=== THE DATA ===

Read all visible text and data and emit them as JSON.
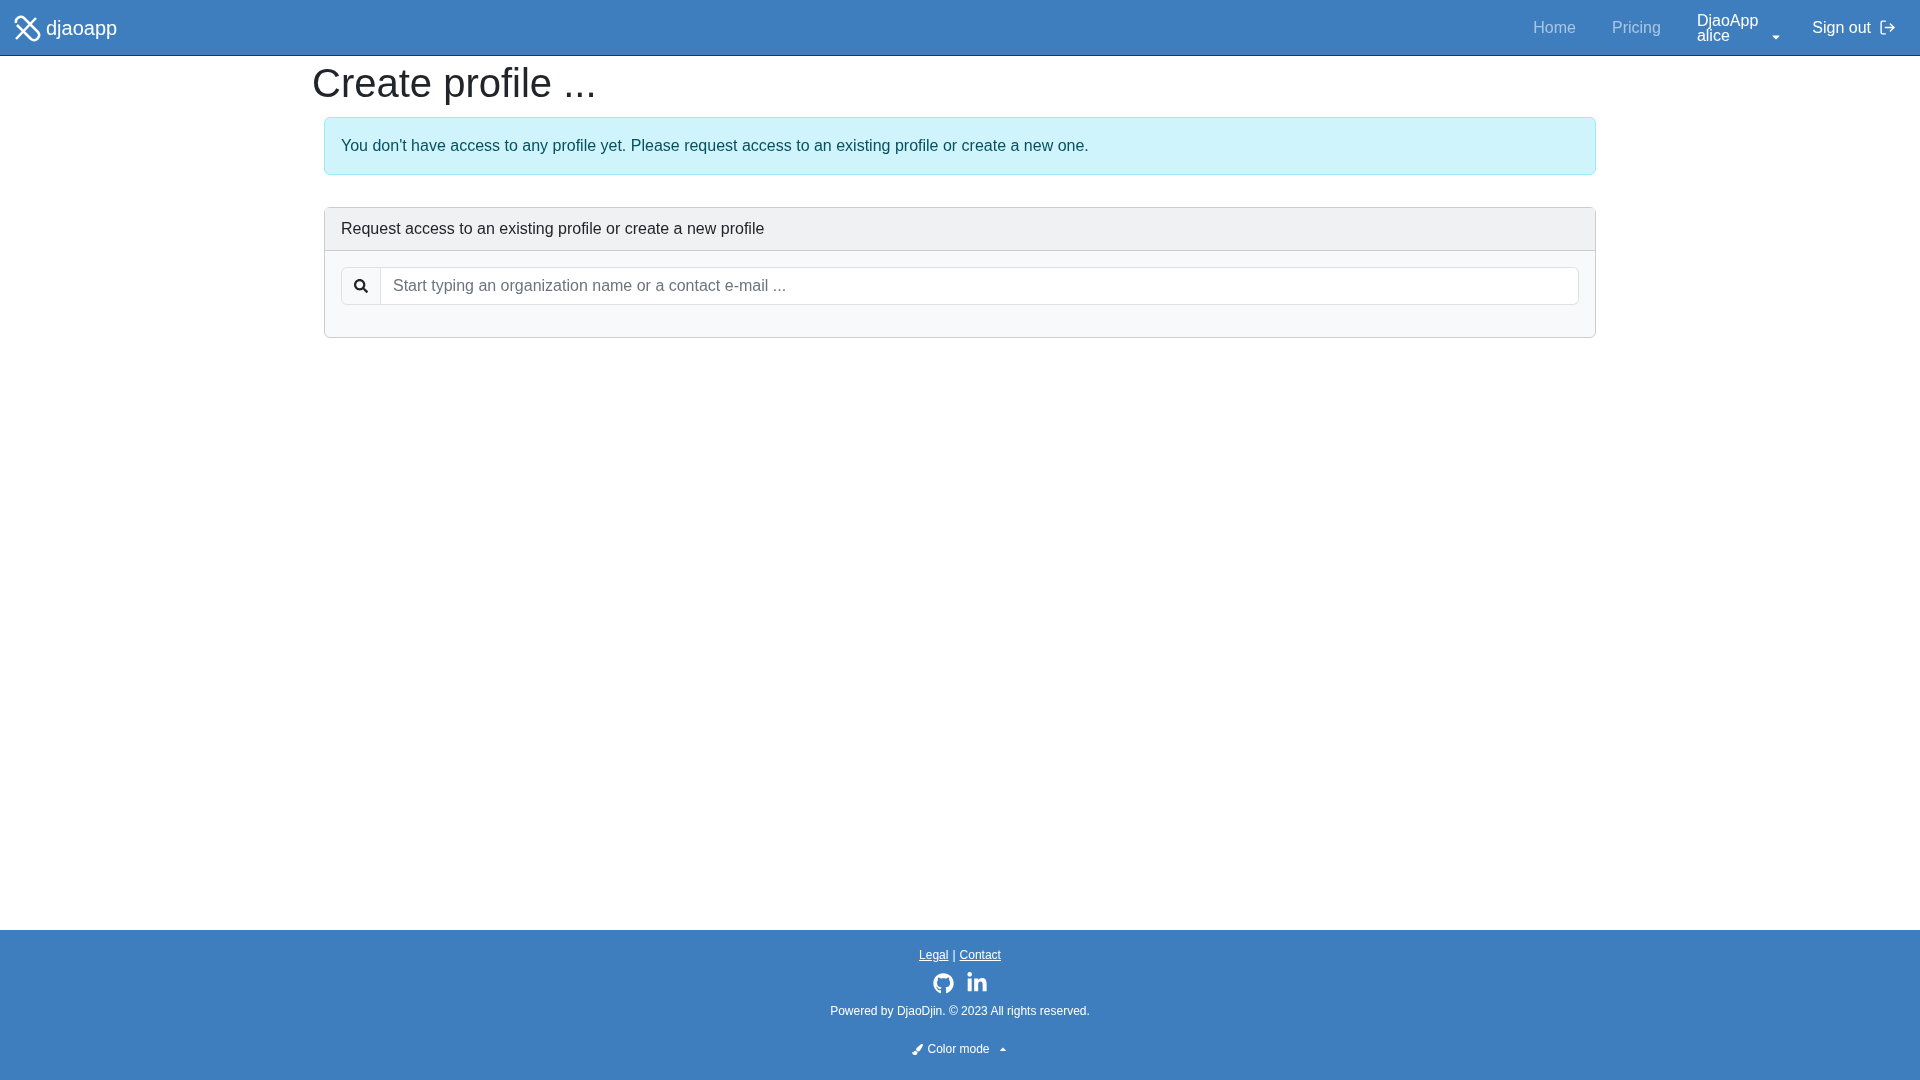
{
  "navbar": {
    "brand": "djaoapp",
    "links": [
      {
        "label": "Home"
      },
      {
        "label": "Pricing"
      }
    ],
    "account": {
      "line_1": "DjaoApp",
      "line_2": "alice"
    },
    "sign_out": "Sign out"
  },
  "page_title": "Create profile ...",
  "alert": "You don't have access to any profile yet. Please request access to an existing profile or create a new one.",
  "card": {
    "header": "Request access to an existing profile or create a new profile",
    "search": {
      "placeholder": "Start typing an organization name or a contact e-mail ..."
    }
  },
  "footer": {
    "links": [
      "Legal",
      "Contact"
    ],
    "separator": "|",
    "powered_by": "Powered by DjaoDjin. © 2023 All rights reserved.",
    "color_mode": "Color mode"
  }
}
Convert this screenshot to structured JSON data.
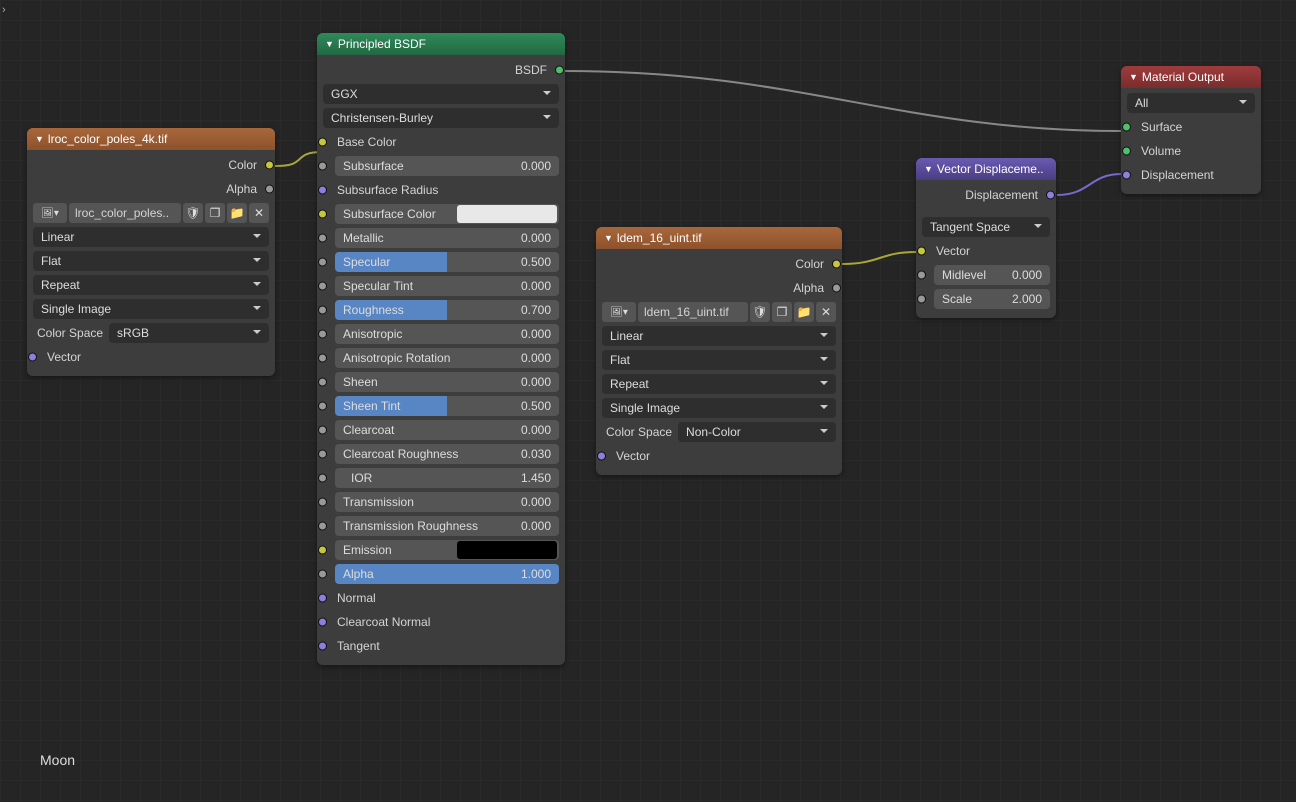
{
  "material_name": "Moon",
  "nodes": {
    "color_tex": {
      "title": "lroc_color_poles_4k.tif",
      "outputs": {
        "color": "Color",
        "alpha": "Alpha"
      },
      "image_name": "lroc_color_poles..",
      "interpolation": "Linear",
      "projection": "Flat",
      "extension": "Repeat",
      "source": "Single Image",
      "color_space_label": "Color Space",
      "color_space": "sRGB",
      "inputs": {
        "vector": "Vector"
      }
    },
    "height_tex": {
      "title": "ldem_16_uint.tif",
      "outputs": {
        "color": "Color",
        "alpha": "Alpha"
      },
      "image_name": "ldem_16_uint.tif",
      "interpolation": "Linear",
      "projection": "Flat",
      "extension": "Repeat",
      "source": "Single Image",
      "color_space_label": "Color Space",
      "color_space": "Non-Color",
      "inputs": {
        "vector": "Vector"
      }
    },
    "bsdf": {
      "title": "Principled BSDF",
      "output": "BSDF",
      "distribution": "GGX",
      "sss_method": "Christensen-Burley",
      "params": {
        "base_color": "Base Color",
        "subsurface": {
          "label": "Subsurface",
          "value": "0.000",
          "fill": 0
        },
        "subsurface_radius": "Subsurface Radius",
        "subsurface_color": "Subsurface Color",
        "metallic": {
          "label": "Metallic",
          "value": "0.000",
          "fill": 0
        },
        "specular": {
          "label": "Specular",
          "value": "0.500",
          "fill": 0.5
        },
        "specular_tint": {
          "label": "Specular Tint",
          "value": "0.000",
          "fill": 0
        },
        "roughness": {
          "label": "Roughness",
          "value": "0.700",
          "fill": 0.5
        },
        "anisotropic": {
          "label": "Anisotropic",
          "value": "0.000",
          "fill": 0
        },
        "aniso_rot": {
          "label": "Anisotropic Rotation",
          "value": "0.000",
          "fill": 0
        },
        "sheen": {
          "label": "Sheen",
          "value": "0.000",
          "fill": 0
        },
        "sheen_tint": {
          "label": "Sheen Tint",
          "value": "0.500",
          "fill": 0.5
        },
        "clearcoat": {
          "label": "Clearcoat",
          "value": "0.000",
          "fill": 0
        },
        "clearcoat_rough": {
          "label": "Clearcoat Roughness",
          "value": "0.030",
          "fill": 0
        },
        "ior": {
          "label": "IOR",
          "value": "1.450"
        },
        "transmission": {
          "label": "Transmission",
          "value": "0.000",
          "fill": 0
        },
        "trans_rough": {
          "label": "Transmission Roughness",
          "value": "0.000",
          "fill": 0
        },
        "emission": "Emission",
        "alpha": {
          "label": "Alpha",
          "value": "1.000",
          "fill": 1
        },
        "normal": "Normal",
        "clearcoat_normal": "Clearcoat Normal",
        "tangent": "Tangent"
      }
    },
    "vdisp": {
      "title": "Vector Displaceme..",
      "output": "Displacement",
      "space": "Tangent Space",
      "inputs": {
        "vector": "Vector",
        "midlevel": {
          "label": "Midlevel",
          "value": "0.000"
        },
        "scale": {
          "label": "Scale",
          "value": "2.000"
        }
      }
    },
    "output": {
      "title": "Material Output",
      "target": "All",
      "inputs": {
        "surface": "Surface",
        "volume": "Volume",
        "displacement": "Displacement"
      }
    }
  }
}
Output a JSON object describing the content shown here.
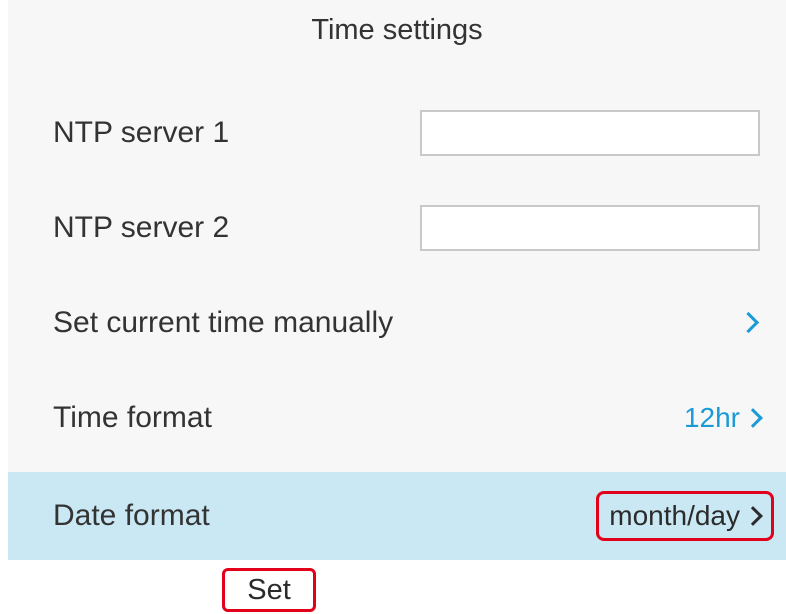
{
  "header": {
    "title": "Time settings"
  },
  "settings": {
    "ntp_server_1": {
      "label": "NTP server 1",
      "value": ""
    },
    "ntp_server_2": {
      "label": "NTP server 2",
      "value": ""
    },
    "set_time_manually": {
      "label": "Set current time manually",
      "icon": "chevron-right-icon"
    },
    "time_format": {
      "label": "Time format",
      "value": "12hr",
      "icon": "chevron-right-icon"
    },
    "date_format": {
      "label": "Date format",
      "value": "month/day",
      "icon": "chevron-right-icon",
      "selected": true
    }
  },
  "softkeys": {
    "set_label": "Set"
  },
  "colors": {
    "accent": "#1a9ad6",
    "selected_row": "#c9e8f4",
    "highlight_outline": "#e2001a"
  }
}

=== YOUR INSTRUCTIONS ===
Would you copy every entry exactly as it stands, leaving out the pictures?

=== SOLUTION FOR THIS EXERCISE ===
Read all visible text and data and emit them as JSON.
{
  "navbar": {
    "brand": "djaoapp",
    "links": [
      {
        "label": "Home"
      },
      {
        "label": "Pricing"
      }
    ],
    "account": {
      "line_1": "DjaoApp",
      "line_2": "alice"
    },
    "sign_out": "Sign out"
  },
  "page_title": "Create profile ...",
  "alert": "You don't have access to any profile yet. Please request access to an existing profile or create a new one.",
  "card": {
    "header": "Request access to an existing profile or create a new profile",
    "search": {
      "placeholder": "Start typing an organization name or a contact e-mail ..."
    }
  },
  "footer": {
    "links": [
      "Legal",
      "Contact"
    ],
    "separator": "|",
    "powered_by": "Powered by DjaoDjin. © 2023 All rights reserved.",
    "color_mode": "Color mode"
  }
}
Convert this screenshot to structured JSON data.
{
  "material_name": "Moon",
  "nodes": {
    "color_tex": {
      "title": "lroc_color_poles_4k.tif",
      "outputs": {
        "color": "Color",
        "alpha": "Alpha"
      },
      "image_name": "lroc_color_poles..",
      "interpolation": "Linear",
      "projection": "Flat",
      "extension": "Repeat",
      "source": "Single Image",
      "color_space_label": "Color Space",
      "color_space": "sRGB",
      "inputs": {
        "vector": "Vector"
      }
    },
    "height_tex": {
      "title": "ldem_16_uint.tif",
      "outputs": {
        "color": "Color",
        "alpha": "Alpha"
      },
      "image_name": "ldem_16_uint.tif",
      "interpolation": "Linear",
      "projection": "Flat",
      "extension": "Repeat",
      "source": "Single Image",
      "color_space_label": "Color Space",
      "color_space": "Non-Color",
      "inputs": {
        "vector": "Vector"
      }
    },
    "bsdf": {
      "title": "Principled BSDF",
      "output": "BSDF",
      "distribution": "GGX",
      "sss_method": "Christensen-Burley",
      "params": {
        "base_color": "Base Color",
        "subsurface": {
          "label": "Subsurface",
          "value": "0.000",
          "fill": 0
        },
        "subsurface_radius": "Subsurface Radius",
        "subsurface_color": "Subsurface Color",
        "metallic": {
          "label": "Metallic",
          "value": "0.000",
          "fill": 0
        },
        "specular": {
          "label": "Specular",
          "value": "0.500",
          "fill": 0.5
        },
        "specular_tint": {
          "label": "Specular Tint",
          "value": "0.000",
          "fill": 0
        },
        "roughness": {
          "label": "Roughness",
          "value": "0.700",
          "fill": 0.5
        },
        "anisotropic": {
          "label": "Anisotropic",
          "value": "0.000",
          "fill": 0
        },
        "aniso_rot": {
          "label": "Anisotropic Rotation",
          "value": "0.000",
          "fill": 0
        },
        "sheen": {
          "label": "Sheen",
          "value": "0.000",
          "fill": 0
        },
        "sheen_tint": {
          "label": "Sheen Tint",
          "value": "0.500",
          "fill": 0.5
        },
        "clearcoat": {
          "label": "Clearcoat",
          "value": "0.000",
          "fill": 0
        },
        "clearcoat_rough": {
          "label": "Clearcoat Roughness",
          "value": "0.030",
          "fill": 0
        },
        "ior": {
          "label": "IOR",
          "value": "1.450"
        },
        "transmission": {
          "label": "Transmission",
          "value": "0.000",
          "fill": 0
        },
        "trans_rough": {
          "label": "Transmission Roughness",
          "value": "0.000",
          "fill": 0
        },
        "emission": "Emission",
        "alpha": {
          "label": "Alpha",
          "value": "1.000",
          "fill": 1
        },
        "normal": "Normal",
        "clearcoat_normal": "Clearcoat Normal",
        "tangent": "Tangent"
      }
    },
    "vdisp": {
      "title": "Vector Displaceme..",
      "output": "Displacement",
      "space": "Tangent Space",
      "inputs": {
        "vector": "Vector",
        "midlevel": {
          "label": "Midlevel",
          "value": "0.000"
        },
        "scale": {
          "label": "Scale",
          "value": "2.000"
        }
      }
    },
    "output": {
      "title": "Material Output",
      "target": "All",
      "inputs": {
        "surface": "Surface",
        "volume": "Volume",
        "displacement": "Displacement"
      }
    }
  }
}
Output a JSON object describing the content shown here.
{
  "header": {
    "title": "Time settings"
  },
  "settings": {
    "ntp_server_1": {
      "label": "NTP server 1",
      "value": ""
    },
    "ntp_server_2": {
      "label": "NTP server 2",
      "value": ""
    },
    "set_time_manually": {
      "label": "Set current time manually",
      "icon": "chevron-right-icon"
    },
    "time_format": {
      "label": "Time format",
      "value": "12hr",
      "icon": "chevron-right-icon"
    },
    "date_format": {
      "label": "Date format",
      "value": "month/day",
      "icon": "chevron-right-icon",
      "selected": true
    }
  },
  "softkeys": {
    "set_label": "Set"
  },
  "colors": {
    "accent": "#1a9ad6",
    "selected_row": "#c9e8f4",
    "highlight_outline": "#e2001a"
  }
}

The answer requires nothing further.